Jan 1982 860 47 --
Feb 1982 883 48 --
Mar 1982 887 47 --
Apr 1982 873 50 --
Dec 1982 731 40 --
Jan 1983 753 56 --
Feb 1983 732 60 --
Mar 1983 780 60 --
Apr 1983 818 60 --
May 1983 832 57 0.06
Jun 1983 834 57 0.1
Jul 1983 822 57 0.2
Aug 1983 806 58 0.2
Sep 1983 810 58 0.3
Oct 1983 801 60 0.6
Nov 1983 750 58 --
Dec 1983 750 56 0.07
Jan 1984 690 51 0.7
Feb 1984 650 51 --
Mar 1984 570 54 0.7
Apr 1984 570 49 --
May 1984 586 50 --
Jun 1984 603 50 --
Jul 1984 602 48 --
Aug 1984 530 48 --
Sep 1984 500 50 --
Oct 1984 490 48 --
Nov 1984 510 48 --
Dec 1984 515 48 --
Jan 1985 550 44 --
Feb 1985 560 44 --
Mar 1985 584 44 --
Apr 1985 568 44 --
May 1985 490 44 --
Jun 1985 420 48 --
Jul 1985 316 46 --
Aug 1985 295 45 --
Sep 1985 294 45 --
Oct 1985 310 45 --

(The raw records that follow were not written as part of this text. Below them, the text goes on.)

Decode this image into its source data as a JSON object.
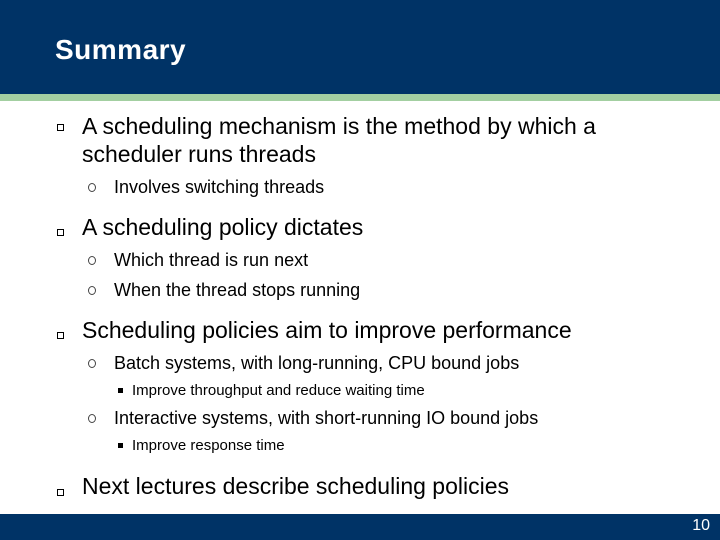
{
  "slide": {
    "title": "Summary",
    "page_number": "10",
    "colors": {
      "header": "#003366",
      "accent_stripe": "#a3cfa1",
      "footer": "#003366"
    }
  },
  "bullets": [
    {
      "text_line1": "A scheduling mechanism is the method by which a",
      "text_line2": "scheduler runs threads"
    },
    {
      "text": "Involves switching threads"
    },
    {
      "text": "A scheduling policy dictates"
    },
    {
      "text": "Which thread is run next"
    },
    {
      "text": "When the thread stops running"
    },
    {
      "text": "Scheduling policies aim to improve performance"
    },
    {
      "text": "Batch systems, with long-running, CPU bound jobs"
    },
    {
      "text": "Improve throughput and reduce waiting time"
    },
    {
      "text": "Interactive systems, with short-running IO bound jobs"
    },
    {
      "text": "Improve response time"
    },
    {
      "text": "Next lectures describe scheduling policies"
    }
  ]
}
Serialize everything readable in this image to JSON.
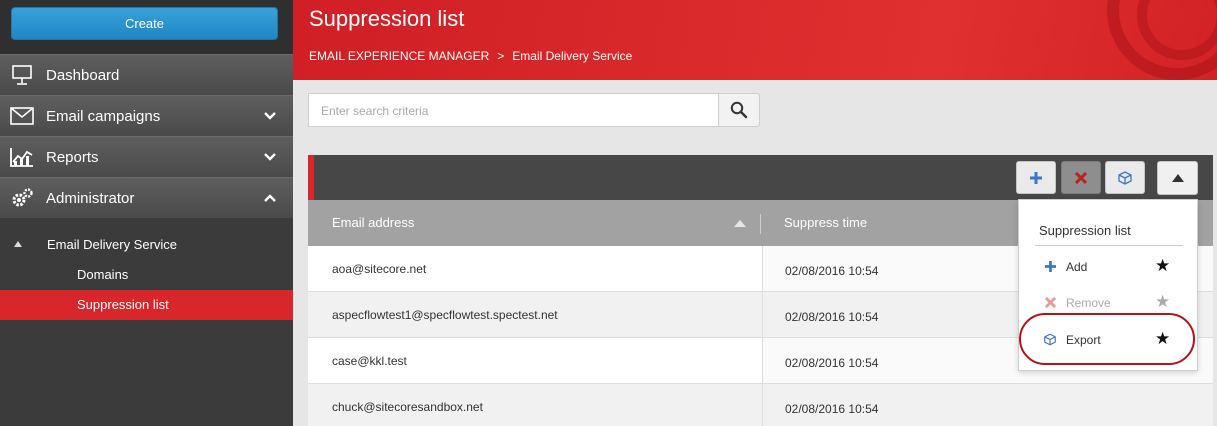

Geologic Background. The broad, well-vegetated edifice of Poás, one of the most active volcanoes of Costa Rica, contains three craters along a N-S line. The frequently visited multi-hued summit crater lakes of the basaltic-to-dacitic volcano, which is one of Costa Rica's most prominent natural landmarks, are easily accessible by vehicle from the nearby capital city of San José. A N-S-trending fissure cutting the 2708-m-high complex stratovolcano extends to the lower northern flank, where it has produced the Congo stratovolcano and several lake-filled maars. The southernmost of the two summit crater lakes, Botos, is cold and clear and last erupted about 7500 years ago. The more prominent geothermally heated northern lake, Laguna Caliente, is one of the world's most acidic natural lakes, with a pH of near zero. It has been the site of frequent phreatic and phreatomagmatic eruptions since the first historical eruption was reported in 1828. Eruptions often include geyser-like ejections of crater-lake water.

Information Contacts: J. Barquero H. and E. Fernández S., Univ. Nacional, Heredia.